WHAT IS NEEDED:
Output the full listing again without altering anything.

SOURCE INFORMATION:

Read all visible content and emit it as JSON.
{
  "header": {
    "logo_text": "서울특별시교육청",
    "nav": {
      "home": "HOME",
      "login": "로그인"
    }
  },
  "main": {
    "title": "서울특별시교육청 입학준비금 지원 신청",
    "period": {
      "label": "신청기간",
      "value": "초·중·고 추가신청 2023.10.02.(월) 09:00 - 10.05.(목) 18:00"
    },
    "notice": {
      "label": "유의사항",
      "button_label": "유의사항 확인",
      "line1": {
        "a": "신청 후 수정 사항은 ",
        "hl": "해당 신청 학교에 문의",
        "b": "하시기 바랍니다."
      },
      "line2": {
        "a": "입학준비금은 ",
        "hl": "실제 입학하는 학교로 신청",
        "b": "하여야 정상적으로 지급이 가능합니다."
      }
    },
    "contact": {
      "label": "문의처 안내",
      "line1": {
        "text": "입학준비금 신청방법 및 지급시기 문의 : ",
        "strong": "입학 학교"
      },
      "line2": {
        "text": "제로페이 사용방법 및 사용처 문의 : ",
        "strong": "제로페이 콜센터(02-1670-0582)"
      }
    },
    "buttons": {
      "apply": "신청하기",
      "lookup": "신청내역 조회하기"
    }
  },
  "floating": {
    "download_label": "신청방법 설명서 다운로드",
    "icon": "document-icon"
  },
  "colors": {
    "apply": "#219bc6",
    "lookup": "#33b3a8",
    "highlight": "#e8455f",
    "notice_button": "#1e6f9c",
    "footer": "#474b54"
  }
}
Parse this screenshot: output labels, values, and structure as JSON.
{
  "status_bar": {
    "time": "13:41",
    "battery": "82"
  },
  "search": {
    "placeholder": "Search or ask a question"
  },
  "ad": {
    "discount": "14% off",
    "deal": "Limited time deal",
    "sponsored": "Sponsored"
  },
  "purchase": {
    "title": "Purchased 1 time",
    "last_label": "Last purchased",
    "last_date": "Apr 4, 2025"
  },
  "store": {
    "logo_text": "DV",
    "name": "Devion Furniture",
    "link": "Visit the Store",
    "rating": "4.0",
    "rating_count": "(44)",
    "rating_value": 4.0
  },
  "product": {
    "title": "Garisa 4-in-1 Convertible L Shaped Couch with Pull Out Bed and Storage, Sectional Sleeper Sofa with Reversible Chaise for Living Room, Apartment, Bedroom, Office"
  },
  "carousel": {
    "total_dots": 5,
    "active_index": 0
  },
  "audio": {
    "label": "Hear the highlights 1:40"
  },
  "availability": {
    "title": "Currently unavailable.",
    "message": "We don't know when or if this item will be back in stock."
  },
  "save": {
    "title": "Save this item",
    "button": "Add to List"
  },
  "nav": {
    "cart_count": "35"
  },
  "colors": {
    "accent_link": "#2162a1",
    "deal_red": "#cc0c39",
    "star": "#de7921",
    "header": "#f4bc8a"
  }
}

RESULT:
Read all visible content and emit it as JSON.
{
  "header": {
    "logo_text": "서울특별시교육청",
    "nav": {
      "home": "HOME",
      "login": "로그인"
    }
  },
  "main": {
    "title": "서울특별시교육청 입학준비금 지원 신청",
    "period": {
      "label": "신청기간",
      "value": "초·중·고 추가신청 2023.10.02.(월) 09:00 - 10.05.(목) 18:00"
    },
    "notice": {
      "label": "유의사항",
      "button_label": "유의사항 확인",
      "line1": {
        "a": "신청 후 수정 사항은 ",
        "hl": "해당 신청 학교에 문의",
        "b": "하시기 바랍니다."
      },
      "line2": {
        "a": "입학준비금은 ",
        "hl": "실제 입학하는 학교로 신청",
        "b": "하여야 정상적으로 지급이 가능합니다."
      }
    },
    "contact": {
      "label": "문의처 안내",
      "line1": {
        "text": "입학준비금 신청방법 및 지급시기 문의 : ",
        "strong": "입학 학교"
      },
      "line2": {
        "text": "제로페이 사용방법 및 사용처 문의 : ",
        "strong": "제로페이 콜센터(02-1670-0582)"
      }
    },
    "buttons": {
      "apply": "신청하기",
      "lookup": "신청내역 조회하기"
    }
  },
  "floating": {
    "download_label": "신청방법 설명서 다운로드",
    "icon": "document-icon"
  },
  "colors": {
    "apply": "#219bc6",
    "lookup": "#33b3a8",
    "highlight": "#e8455f",
    "notice_button": "#1e6f9c",
    "footer": "#474b54"
  }
}
Parse this screenshot: output labels, values, and structure as JSON.
{
  "status_bar": {
    "time": "13:41",
    "battery": "82"
  },
  "search": {
    "placeholder": "Search or ask a question"
  },
  "ad": {
    "discount": "14% off",
    "deal": "Limited time deal",
    "sponsored": "Sponsored"
  },
  "purchase": {
    "title": "Purchased 1 time",
    "last_label": "Last purchased",
    "last_date": "Apr 4, 2025"
  },
  "store": {
    "logo_text": "DV",
    "name": "Devion Furniture",
    "link": "Visit the Store",
    "rating": "4.0",
    "rating_count": "(44)",
    "rating_value": 4.0
  },
  "product": {
    "title": "Garisa 4-in-1 Convertible L Shaped Couch with Pull Out Bed and Storage, Sectional Sleeper Sofa with Reversible Chaise for Living Room, Apartment, Bedroom, Office"
  },
  "carousel": {
    "total_dots": 5,
    "active_index": 0
  },
  "audio": {
    "label": "Hear the highlights 1:40"
  },
  "availability": {
    "title": "Currently unavailable.",
    "message": "We don't know when or if this item will be back in stock."
  },
  "save": {
    "title": "Save this item",
    "button": "Add to List"
  },
  "nav": {
    "cart_count": "35"
  },
  "colors": {
    "accent_link": "#2162a1",
    "deal_red": "#cc0c39",
    "star": "#de7921",
    "header": "#f4bc8a"
  }
}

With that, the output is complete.